Another popular viewpoint in Istanbul is the Maiden’s Tower. At the time of our visit, it was closed for major renovations. Camlica Hill in Uskudar is well-known for its sunset views and is a good option if you’re looking for a free alternative. From what I’ve seen in photos, though, the city is quite far away and it’s more difficult to pick out different landmarks.
Another option is a restaurant such as Seven Hills in Eminonu, which overlooks the Hagia Sophia. This particular place was recommended to me by a friend and even though we didn’t get a chance to go this time, I’d love to eat a meal here on a future visit.
Final thoughts: Is Galata Tower worth visiting?
In my opinion, Galata Tower is absolutely worth visiting, even with the increase in ticket price. You can find great views of Istanbul from other places in the city (including views with the Galata Tower itself in frame), but this is still the best spot for panoramas of the Bosphorus and the Golden Horn.
It’s very difficult to find another place in Istanbul that affords 360-degree views like the Galata Tower does. The fact that the observation deck is completely open is a huge bonus, as you don’t have to worry about taking photos through glass.
The views are the main attraction, and the Galata Tower Museum is also quite interesting. Even though it’s small, it’s very well presented and the interactive exhibits about different landmarks are terrific.
Make sure you visit in the early morning before the crowds descend, and buy your Istanbul Museum Pass or E-Pass in advance so that you can skip the ticket line and go straight into the tower.
Where to stay in Istanbul
Budget: Hostel Le Banc (⭐ 9.5) – This popular hostel in Beyoglu is footsteps from the Galata Tower and Sishane metro station. It features air-conditioned rooms (private doubles and mixed/all-female 4 and 10-bed dorms), a shared lounge and a terrace.

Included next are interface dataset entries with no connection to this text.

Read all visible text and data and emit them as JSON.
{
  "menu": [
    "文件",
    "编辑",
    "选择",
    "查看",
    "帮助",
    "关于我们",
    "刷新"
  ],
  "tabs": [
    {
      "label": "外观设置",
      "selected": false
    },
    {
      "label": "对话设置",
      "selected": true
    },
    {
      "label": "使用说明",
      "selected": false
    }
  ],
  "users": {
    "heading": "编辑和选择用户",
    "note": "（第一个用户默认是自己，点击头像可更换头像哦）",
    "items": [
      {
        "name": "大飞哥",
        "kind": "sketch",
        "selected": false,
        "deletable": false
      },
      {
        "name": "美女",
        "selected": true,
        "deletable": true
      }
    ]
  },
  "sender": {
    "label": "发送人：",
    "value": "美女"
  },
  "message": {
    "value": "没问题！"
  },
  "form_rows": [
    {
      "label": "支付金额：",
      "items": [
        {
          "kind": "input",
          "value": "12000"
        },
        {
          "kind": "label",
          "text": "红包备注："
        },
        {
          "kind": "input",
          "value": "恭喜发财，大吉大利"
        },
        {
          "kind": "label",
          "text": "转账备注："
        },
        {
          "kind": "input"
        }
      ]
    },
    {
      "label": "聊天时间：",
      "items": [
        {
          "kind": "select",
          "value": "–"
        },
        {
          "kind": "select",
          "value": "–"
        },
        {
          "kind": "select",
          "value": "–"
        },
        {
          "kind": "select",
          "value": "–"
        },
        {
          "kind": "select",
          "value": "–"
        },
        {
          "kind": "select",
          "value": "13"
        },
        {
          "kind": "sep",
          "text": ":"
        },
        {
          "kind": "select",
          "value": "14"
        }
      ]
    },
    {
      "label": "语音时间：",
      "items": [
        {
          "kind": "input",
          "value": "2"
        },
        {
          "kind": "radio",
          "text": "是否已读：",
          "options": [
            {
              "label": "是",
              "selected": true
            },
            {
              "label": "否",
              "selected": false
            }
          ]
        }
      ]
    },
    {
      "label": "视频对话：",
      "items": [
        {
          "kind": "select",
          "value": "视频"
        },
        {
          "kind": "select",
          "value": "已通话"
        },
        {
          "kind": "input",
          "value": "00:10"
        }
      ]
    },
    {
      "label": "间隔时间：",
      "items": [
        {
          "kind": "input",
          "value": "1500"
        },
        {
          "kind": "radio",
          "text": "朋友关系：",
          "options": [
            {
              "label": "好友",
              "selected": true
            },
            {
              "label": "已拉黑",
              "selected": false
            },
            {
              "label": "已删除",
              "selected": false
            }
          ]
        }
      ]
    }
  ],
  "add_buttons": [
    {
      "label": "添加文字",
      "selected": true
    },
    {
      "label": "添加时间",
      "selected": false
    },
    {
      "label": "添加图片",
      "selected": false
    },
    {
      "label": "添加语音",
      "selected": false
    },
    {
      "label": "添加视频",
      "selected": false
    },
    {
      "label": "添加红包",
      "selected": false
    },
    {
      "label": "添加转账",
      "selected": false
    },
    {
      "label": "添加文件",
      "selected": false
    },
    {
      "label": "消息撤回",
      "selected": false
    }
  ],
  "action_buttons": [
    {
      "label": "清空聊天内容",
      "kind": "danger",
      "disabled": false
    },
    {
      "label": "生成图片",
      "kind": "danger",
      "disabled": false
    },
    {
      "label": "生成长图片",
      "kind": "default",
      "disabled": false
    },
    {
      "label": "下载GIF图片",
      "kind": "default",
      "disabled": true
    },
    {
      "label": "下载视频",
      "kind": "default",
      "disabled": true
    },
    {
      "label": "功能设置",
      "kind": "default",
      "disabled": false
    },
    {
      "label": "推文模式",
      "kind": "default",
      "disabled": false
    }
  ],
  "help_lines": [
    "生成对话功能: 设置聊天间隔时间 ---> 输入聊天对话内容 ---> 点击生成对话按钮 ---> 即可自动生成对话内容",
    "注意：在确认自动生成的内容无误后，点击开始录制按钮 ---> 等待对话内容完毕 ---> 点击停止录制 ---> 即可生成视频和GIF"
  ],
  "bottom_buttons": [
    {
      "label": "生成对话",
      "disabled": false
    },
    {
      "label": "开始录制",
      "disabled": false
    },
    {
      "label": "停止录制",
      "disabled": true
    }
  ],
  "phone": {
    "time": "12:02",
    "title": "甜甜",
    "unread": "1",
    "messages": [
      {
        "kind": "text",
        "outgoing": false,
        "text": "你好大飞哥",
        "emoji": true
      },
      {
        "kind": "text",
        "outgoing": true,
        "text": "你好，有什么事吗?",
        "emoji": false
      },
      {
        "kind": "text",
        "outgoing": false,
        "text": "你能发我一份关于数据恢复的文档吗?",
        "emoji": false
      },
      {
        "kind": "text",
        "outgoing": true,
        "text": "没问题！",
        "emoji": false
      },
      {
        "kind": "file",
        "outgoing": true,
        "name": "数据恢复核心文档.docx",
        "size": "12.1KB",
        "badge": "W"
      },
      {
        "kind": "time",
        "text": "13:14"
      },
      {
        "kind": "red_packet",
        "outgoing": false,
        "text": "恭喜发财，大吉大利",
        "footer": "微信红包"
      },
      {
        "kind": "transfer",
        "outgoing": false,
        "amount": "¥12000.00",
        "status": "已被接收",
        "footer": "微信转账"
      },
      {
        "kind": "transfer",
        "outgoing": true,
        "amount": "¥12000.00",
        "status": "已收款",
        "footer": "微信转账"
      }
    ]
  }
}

Mid-range: 38 Hotel (⭐ 8.6) – Located in Sisli, close to Osmanbey metro station, this hotel has compact, tidy double rooms and suites.
Boutique: Hotel Empress Zoe (⭐ 9.2) – This gorgeous boutique hotel is decorated with heritage flourishes and boasts hammam-like ensuites and private internal terraces. The location in Fatih, minutes from Sultan Ahmet Mosque and the Blue Mosque, is very central yet the hotel still feels secluded.
Luxury: Ecole St. Pierre Hotel (⭐ 9.5) – Located in Beyoglu close to Galata Tower, this boutique-luxury hotel offers high-end suites with private courtyards and terraces. The building, an old Italian Dominican school with remnants of the 13th-century Galata walls inside its courtyard, is dripping with history.
Here are some of the websites and services I recommend for planning a trip to Turkey. Remember to check out my full list of travel resources for more tips.
FLIGHTS: Find affordable flights to Turkey using the Skyscanner website.
VISAS: Use iVisa to check if you need a tourist visa for Turkey and apply for an expedited visa online.
DOCUMENTATION: Use OneWayFly to obtain proof of onward travel/hotel reservation for your visa application.
TRAVEL INSURANCE: Insure your trip to Turkey with HeyMondo, my preferred provider for single-trip and annual travel insurance.
CAR HIRE: Use the Local Rent platform to hire a car from a local agent. Prices start from as little as 18€ per day.
ACCOMMODATION: Find the best Turkey hotel deals on Booking.com.
CITY TOURS & DAY TRIPS: Browse the Viator website to find the best itineraries and prices for Istanbul food tours, Cappadocia balloon rides and more!
More Istanbul travel resources
- The perfect Istanbul itinerary
- Guide to Arnavutkoy, a hidden gem in Istanbul
- Helpful things to know before you visit Istanbul – Istanbul tips
- My trip costs for Istanbul & money saving tips
- The best Whirling Dervishes ceremony in Istanbul
- The ultimate guide to Istanbul street food
- The most beautiful places to visit in Turkey
- Where to go in Turkey in winter